U.S. Classification180/68.5
International ClassificationB60R16/04
Cooperative ClassificationH01M2/1077, H01M2/1083, H01M10/345, B60K1/04, H01M10/052, Y02T10/7011, B60K2001/0433
European ClassificationH01M2/10C4B, H01M2/10C4C, B60K1/04
Legal Events
DateCodeEventDescription
Aug 9, 2007ASAssignment
Owner name: NISSAN MOTOR CO., LTD., JAPAN
Free format text: ASSIGNMENT OF ASSIGNORS INTEREST;ASSIGNOR:SHINDOU, TATSUYA;REEL/FRAME:019711/0959
Effective date: 20070629
Owner name: NISSAN MOTOR CO., LTD.,JAPAN
Free format text: ASSIGNMENT OF ASSIGNORS INTEREST;ASSIGNOR:SHINDOU, TATSUYA;REEL/FRAME:019711/0959
Effective date: 20070629

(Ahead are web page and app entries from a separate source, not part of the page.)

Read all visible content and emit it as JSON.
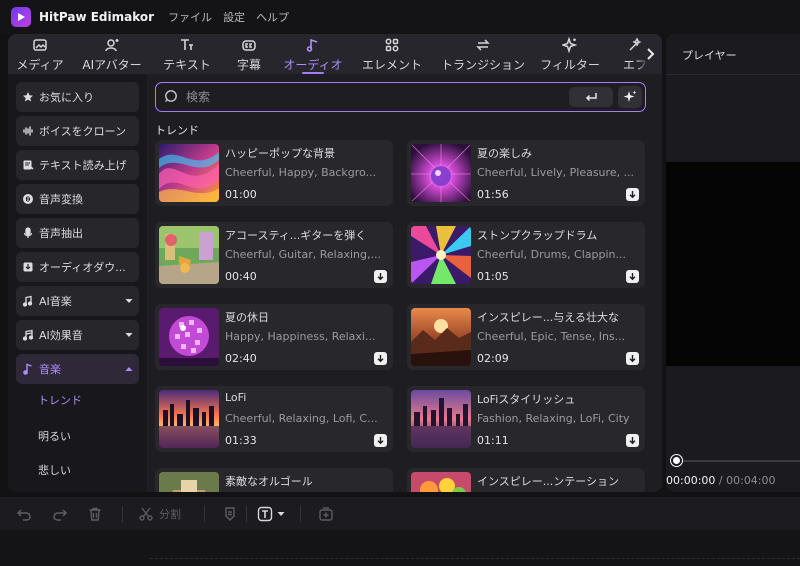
{
  "app": {
    "title": "HitPaw Edimakor",
    "menu": [
      "ファイル",
      "設定",
      "ヘルプ"
    ]
  },
  "categories": [
    {
      "label": "メディア",
      "icon": "image-icon"
    },
    {
      "label": "AIアバター",
      "icon": "avatar-icon"
    },
    {
      "label": "テキスト",
      "icon": "text-icon"
    },
    {
      "label": "字幕",
      "icon": "caption-icon"
    },
    {
      "label": "オーディオ",
      "icon": "music-note-icon",
      "active": true
    },
    {
      "label": "エレメント",
      "icon": "elements-icon"
    },
    {
      "label": "トランジション",
      "icon": "transition-icon"
    },
    {
      "label": "フィルター",
      "icon": "filter-icon"
    },
    {
      "label": "エフ",
      "icon": "effects-icon"
    }
  ],
  "sidebar": {
    "items": [
      {
        "label": "お気に入り",
        "icon": "star-icon"
      },
      {
        "label": "ボイスをクローン",
        "icon": "waveform-icon"
      },
      {
        "label": "テキスト読み上げ",
        "icon": "text-to-speech-icon"
      },
      {
        "label": "音声変換",
        "icon": "voice-change-icon"
      },
      {
        "label": "音声抽出",
        "icon": "microphone-icon"
      },
      {
        "label": "オーディオダウ...",
        "icon": "download-box-icon"
      },
      {
        "label": "AI音楽",
        "icon": "ai-music-icon",
        "caret": "down"
      },
      {
        "label": "AI効果音",
        "icon": "ai-sfx-icon",
        "caret": "down"
      },
      {
        "label": "音楽",
        "icon": "music-note-icon",
        "caret": "up",
        "active": true
      }
    ],
    "sub_items": [
      {
        "label": "トレンド",
        "active": true
      },
      {
        "label": "明るい"
      },
      {
        "label": "悲しい"
      }
    ]
  },
  "search": {
    "placeholder": "検索",
    "value": ""
  },
  "section_title": "トレンド",
  "tracks": [
    {
      "title": "ハッピーポップな背景",
      "tags": "Cheerful, Happy, Backgro...",
      "duration": "01:00",
      "thumb": "colorful-wave",
      "download": false
    },
    {
      "title": "夏の楽しみ",
      "tags": "Cheerful, Lively, Pleasure, ...",
      "duration": "01:56",
      "thumb": "disco-burst",
      "download": true
    },
    {
      "title": "アコースティ...ギターを弾く",
      "tags": "Cheerful, Guitar, Relaxing,...",
      "duration": "00:40",
      "thumb": "guitar-street",
      "download": true
    },
    {
      "title": "ストンプクラップドラム",
      "tags": "Cheerful, Drums, Clappin...",
      "duration": "01:05",
      "thumb": "color-explosion",
      "download": true
    },
    {
      "title": "夏の休日",
      "tags": "Happy, Happiness, Relaxi...",
      "duration": "02:40",
      "thumb": "disco-ball",
      "download": true
    },
    {
      "title": "インスピレー...与える壮大な",
      "tags": "Cheerful, Epic, Tense, Ins...",
      "duration": "02:09",
      "thumb": "epic-landscape",
      "download": true
    },
    {
      "title": "LoFi",
      "tags": "Cheerful, Relaxing, Lofi, C...",
      "duration": "01:33",
      "thumb": "city-sunset",
      "download": true
    },
    {
      "title": "LoFiスタイリッシュ",
      "tags": "Fashion, Relaxing, LoFi, City",
      "duration": "01:11",
      "thumb": "city-dusk",
      "download": true
    },
    {
      "title": "素敵なオルゴール",
      "tags": "",
      "duration": "",
      "thumb": "music-box",
      "download": false
    },
    {
      "title": "インスピレー...ンテーション",
      "tags": "",
      "duration": "",
      "thumb": "fruit-still",
      "download": false
    }
  ],
  "player": {
    "title": "プレイヤー",
    "current_time": "00:00:00",
    "separator": " / ",
    "total_time": "00:04:00",
    "progress": 0
  },
  "toolbar": {
    "split_label": "分割"
  },
  "colors": {
    "accent": "#a67cff",
    "background": "#121214",
    "panel": "#1d1d22",
    "card": "#27272c"
  }
}
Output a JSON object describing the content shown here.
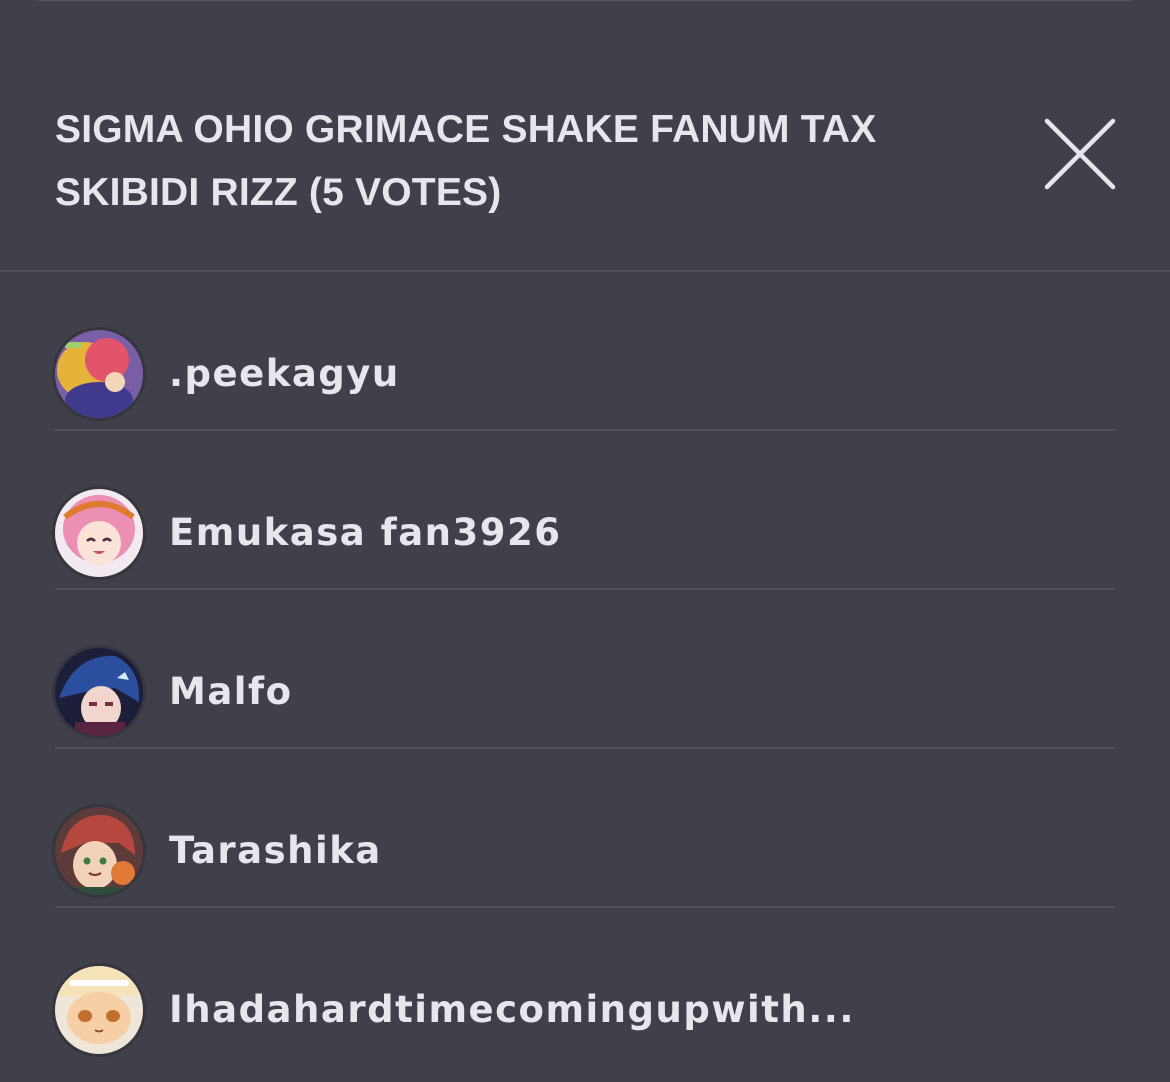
{
  "header": {
    "title": "SIGMA OHIO GRIMACE SHAKE FANUM TAX SKIBIDI RIZZ (5 VOTES)",
    "close_icon": "close-icon"
  },
  "voters": [
    {
      "name": ".peekagyu",
      "avatar_icon": "avatar-image"
    },
    {
      "name": "Emukasa fan3926",
      "avatar_icon": "avatar-image"
    },
    {
      "name": "Malfo",
      "avatar_icon": "avatar-image"
    },
    {
      "name": "Tarashika",
      "avatar_icon": "avatar-image"
    },
    {
      "name": "Ihadahardtimecomingupwith...",
      "avatar_icon": "avatar-image"
    }
  ],
  "colors": {
    "background": "#40404b",
    "text": "#e6e6ec",
    "divider": "#52525d"
  }
}
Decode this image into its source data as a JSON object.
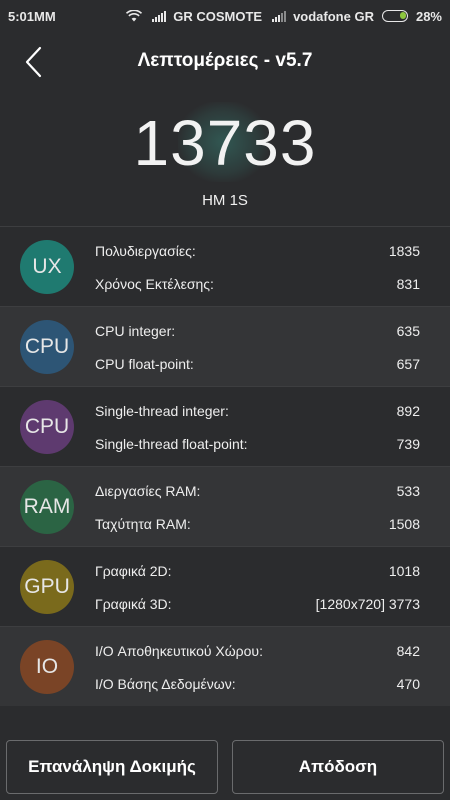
{
  "status": {
    "time": "5:01MM",
    "carrier1": "GR COSMOTE",
    "carrier2": "vodafone GR",
    "battery": "28%",
    "battery_level": 0.28
  },
  "header": {
    "title": "Λεπτομέρειες - v5.7"
  },
  "score": {
    "value": "13733",
    "device": "HM 1S"
  },
  "categories": [
    {
      "icon": "UX",
      "color": "#1f7a70",
      "metrics": [
        {
          "label": "Πολυδιεργασίες:",
          "value": "1835"
        },
        {
          "label": "Χρόνος Εκτέλεσης:",
          "value": "831"
        }
      ]
    },
    {
      "icon": "CPU",
      "color": "#2d5575",
      "metrics": [
        {
          "label": "CPU integer:",
          "value": "635"
        },
        {
          "label": "CPU float-point:",
          "value": "657"
        }
      ]
    },
    {
      "icon": "CPU",
      "color": "#5e3a6f",
      "metrics": [
        {
          "label": "Single-thread integer:",
          "value": "892"
        },
        {
          "label": "Single-thread float-point:",
          "value": "739"
        }
      ]
    },
    {
      "icon": "RAM",
      "color": "#2b6444",
      "metrics": [
        {
          "label": "Διεργασίες RAM:",
          "value": "533"
        },
        {
          "label": "Ταχύτητα RAM:",
          "value": "1508"
        }
      ]
    },
    {
      "icon": "GPU",
      "color": "#7a6a1c",
      "metrics": [
        {
          "label": "Γραφικά 2D:",
          "value": "1018"
        },
        {
          "label": "Γραφικά 3D:",
          "value": "[1280x720] 3773"
        }
      ]
    },
    {
      "icon": "IO",
      "color": "#7a4426",
      "metrics": [
        {
          "label": "I/O Αποθηκευτικού Χώρου:",
          "value": "842"
        },
        {
          "label": "I/O Βάσης Δεδομένων:",
          "value": "470"
        }
      ]
    }
  ],
  "buttons": {
    "retest": "Επανάληψη Δοκιμής",
    "performance": "Απόδοση"
  }
}
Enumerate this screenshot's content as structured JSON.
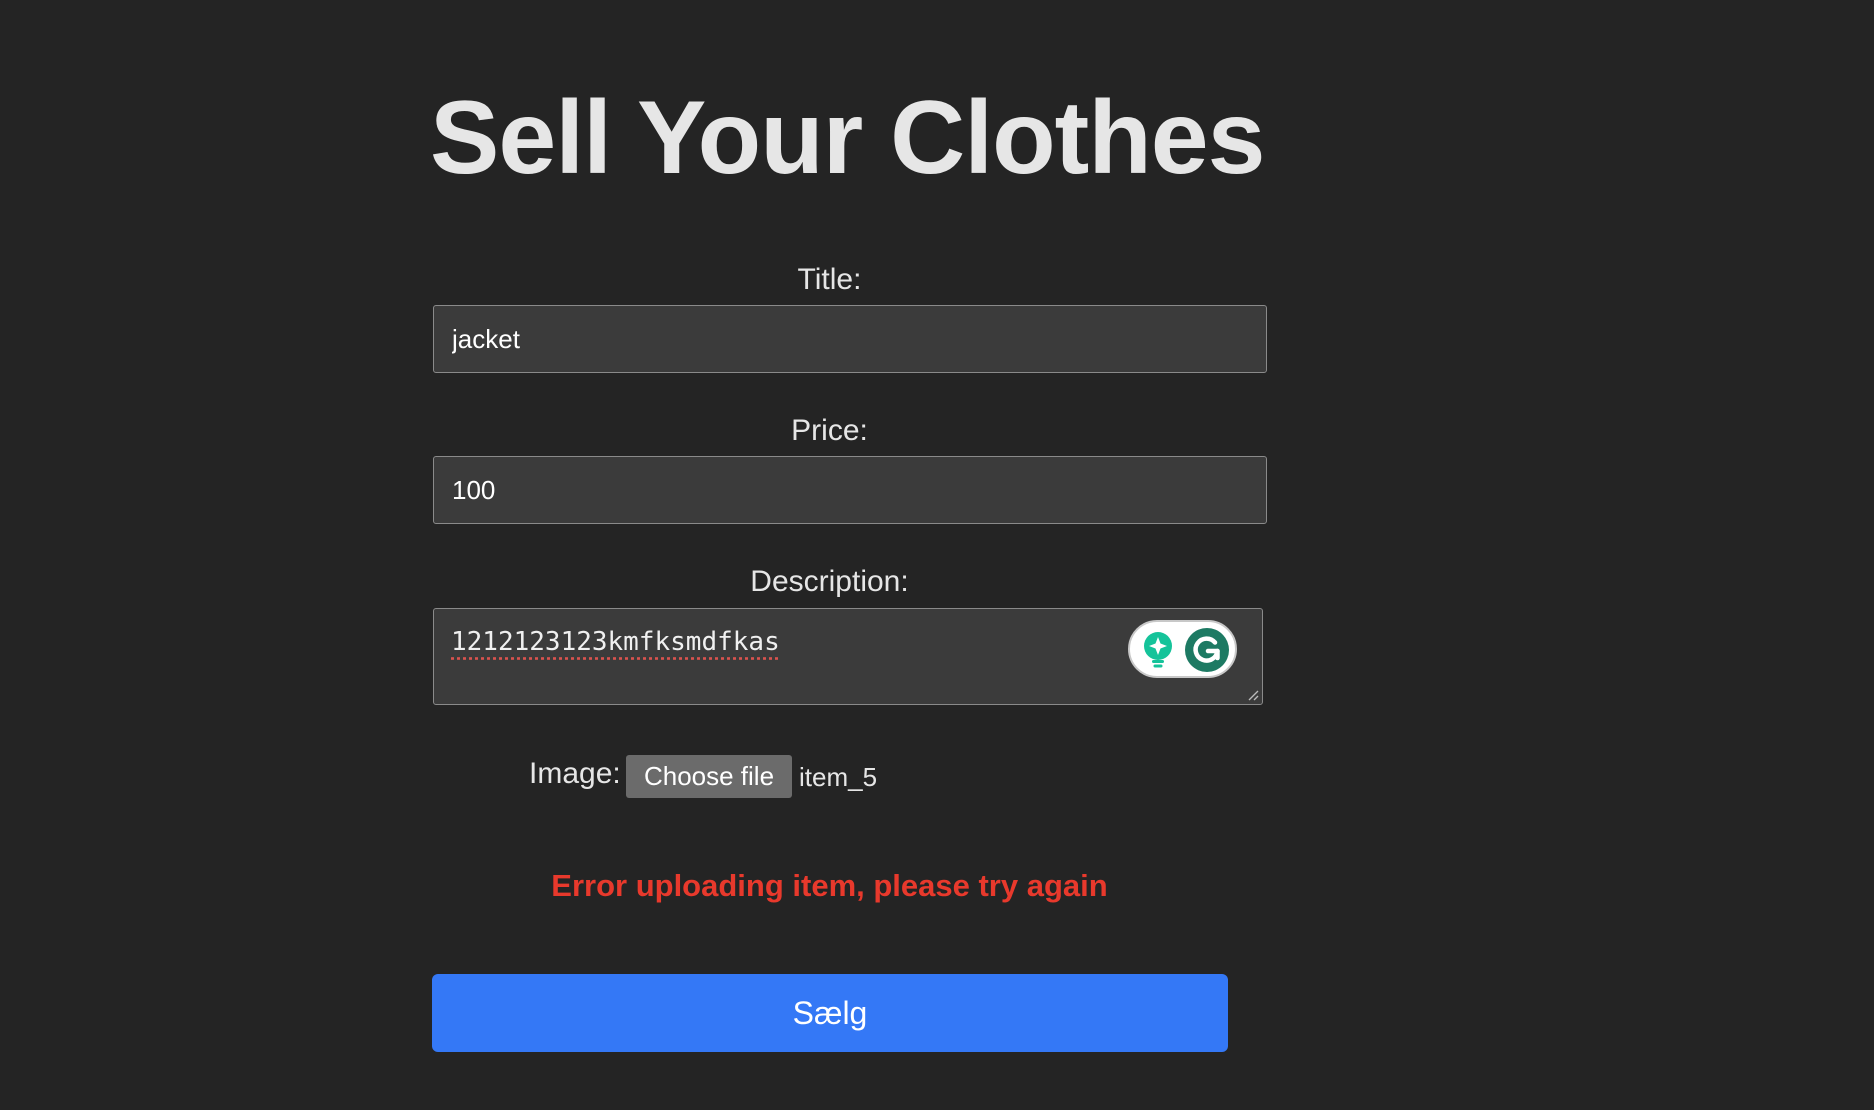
{
  "page": {
    "title": "Sell Your Clothes"
  },
  "form": {
    "title_label": "Title:",
    "title_value": "jacket",
    "price_label": "Price:",
    "price_value": "100",
    "description_label": "Description:",
    "description_value": "1212123123kmfksmdfkas",
    "image_label": "Image:",
    "choose_file_label": "Choose file",
    "file_name": "item_5",
    "error_message": "Error uploading item, please try again",
    "submit_label": "Sælg"
  },
  "colors": {
    "background": "#242424",
    "input_background": "#3b3b3b",
    "error": "#e8392c",
    "submit": "#3478f6",
    "grammarly_green": "#15c39a"
  },
  "icons": {
    "grammarly_assist": "grammarly-assistant-icon",
    "grammarly_logo": "grammarly-g-icon",
    "resize": "textarea-resize-handle"
  }
}
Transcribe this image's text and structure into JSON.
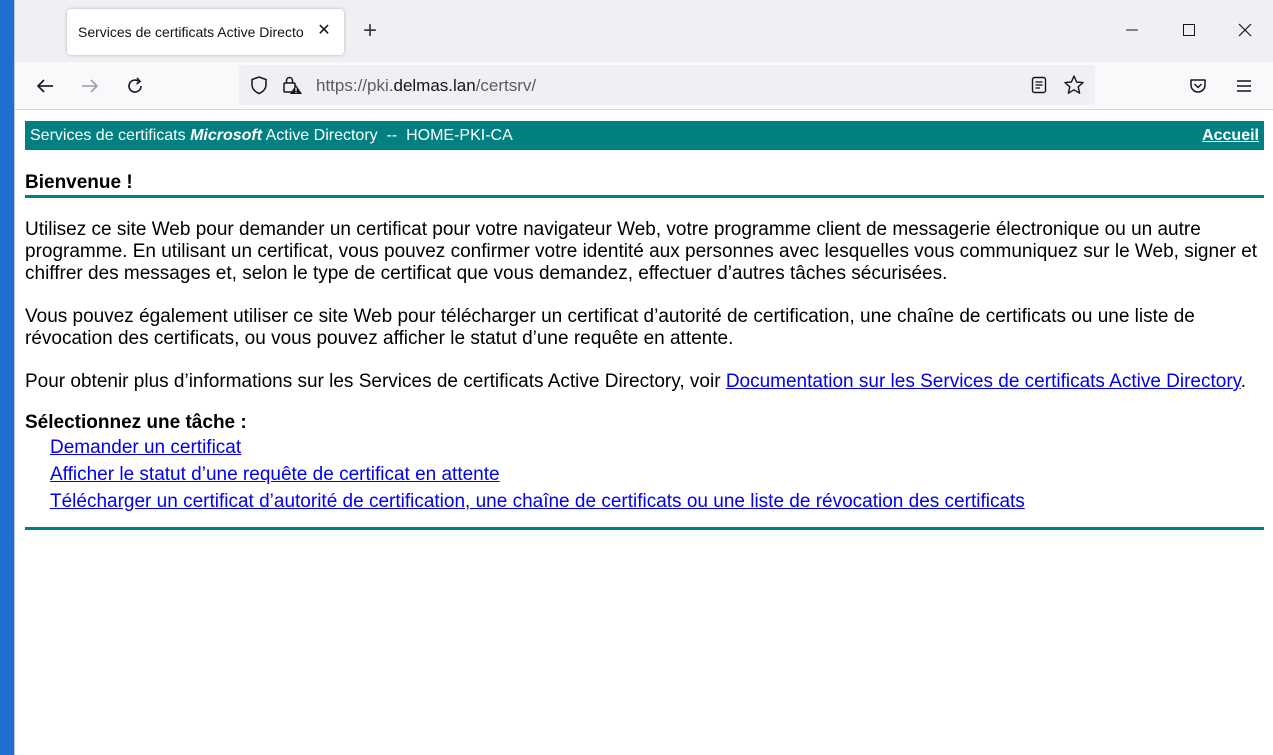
{
  "browser": {
    "tab_title": "Services de certificats Active Directo",
    "url_prefix": "https://pki.",
    "url_domain": "delmas.lan",
    "url_path": "/certsrv/"
  },
  "page": {
    "header": {
      "prefix": "Services de certificats ",
      "brand": "Microsoft",
      "suffix": " Active Directory  --  HOME-PKI-CA",
      "home_link": "Accueil"
    },
    "welcome": "Bienvenue !",
    "paragraph1": "Utilisez ce site Web pour demander un certificat pour votre navigateur Web, votre programme client de messagerie électronique ou un autre programme. En utilisant un certificat, vous pouvez confirmer votre identité aux personnes avec lesquelles vous communiquez sur le Web, signer et chiffrer des messages et, selon le type de certificat que vous demandez, effectuer d’autres tâches sécurisées.",
    "paragraph2": "Vous pouvez également utiliser ce site Web pour télécharger un certificat d’autorité de certification, une chaîne de certificats ou une liste de révocation des certificats, ou vous pouvez afficher le statut d’une requête en attente.",
    "paragraph3_text": "Pour obtenir plus d’informations sur les Services de certificats Active Directory, voir ",
    "paragraph3_link": "Documentation sur les Services de certificats Active Directory",
    "paragraph3_end": ".",
    "task_heading": "Sélectionnez une tâche :",
    "tasks": [
      "Demander un certificat",
      "Afficher le statut d’une requête de certificat en attente",
      "Télécharger un certificat d’autorité de certification, une chaîne de certificats ou une liste de révocation des certificats"
    ]
  },
  "colors": {
    "accent": "#008080",
    "link": "#0000ee",
    "desktop": "#1e6fd0"
  }
}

Nov 27, 2013FPAYFee payment
Year of fee payment: 4